- Evaporator coil. The evaporator coil is the part of your cooler that is responsible for actually removing the heat from the unit. If the thermostat is set below the unit’s minimum designed temperature – or if your thermostat is simply faulty– then excessive evaporator coil icing may occur. Your evaporator coil could also just be dirty. If you have any doubts about the functionality of the evaporator coil, direct yourself to an experienced technician who can diagnose the problem.
- Fans on the evaporator coil. Problems with the fans on the evaporator will likely lead to icing. This could look like a fan not working, rotating too slowly, or rotating in the wrong direction. All of which can lead to ice build-up.
- Defrost timer. A defrost timer shuts off the refrigerator compressor at pre-scheduled intervals in order to allow your unit to defrost. Should your defrost timer be faulty, you could see significant ice build-up in your walk-in.

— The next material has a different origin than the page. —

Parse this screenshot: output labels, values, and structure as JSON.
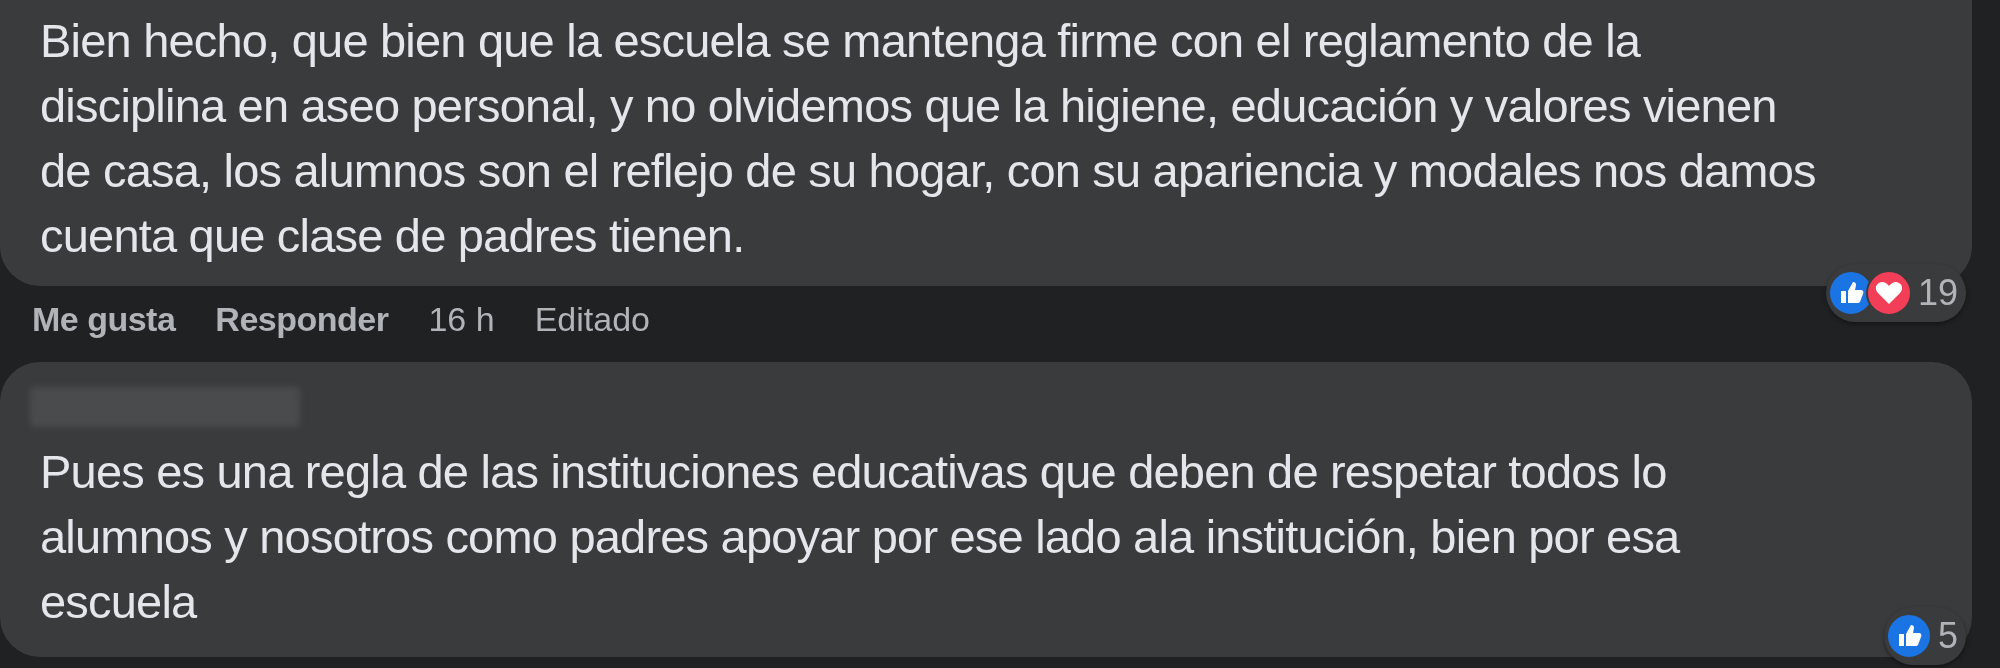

- Clogged drain line. The drain line of the evaporator coil can get clogged and water vapor will back up causing icing issues around the drain or on the coil itself. This is usually easy to spot and should be fixed right away.
- Aging insulation panels. The insulation panels do just that – they keep the cold air inside the unit and the warm air outside the unit. Over time (especially if the panels are over 10 years old), the panels tend to lose some of their insulating properties. This can cause the retention of warm air and decreased efficiency, drastically increasing the operating costs of the unit.
- Employee misuse. Lastly, excessive, humid air could be the result of employee error. Make sure employees are not stocking the unit with the door open. Even 5-10 minutes of the door being continuously open will make the walk-in’s compressor work harder than necessary and allow for the influx of large amounts of warm, humid air and therefore, ice build-up. Also, stacking product close to the evaporator will prevent the evaporator from having proper airflow.
Possible Freeze Up Damage
A walk-in cooler freezing up isn’t just a nuisance – it can damage your unit and reduce its operating lifespan. When significant amounts of ice build-up, damage can occur to many parts of the walk-in.
- Product. First, the items that are being stored in the unit may be damaged. Fruits and vegetables may last for a shorter period of time, and other foods may experience a version of “freezer burn” that is not desirable.
- Paneling and interior components. Over time, the ice from continual freeze up is liable to damage many interior components of the walk-in. Panels can degrade faster, seals and gaskets experience more stress, and mold can begin to grow.
- Compressor. Large amounts of warm air will cause the compressor to work harder over time. This may result in a shortened compressor lifespan.
How to Prevent Freeze Up
First and foremost, the manual that came with your unit will likely have a section on how to look out for and prevent freeze up. It will likely recommend routine check-ups for your unit which is a good first step in preventing build-up.
With that in mind, the primary way to prevent expensive and damaging freezing up is to catch it early! In the beginning stages of ice build-up, you may notice a thin frost layer on many surfaces in the walk-in. This is a good hint that you’ll need to check every one of the locations mentioned above and talk with employees to make sure the door is not being opened for longer than necessary and that product is being stacked away from the evaporator.
Another great way to minimize humid air infiltration is to install heavy-duty vinyl walk-in curtains. This is especially useful for reducing ice ups in units that open to hot areas, like kitchens.
While a walk-in cooler freezing up can be a hassle, it is also easy to prevent if proper maintenance protocols are followed.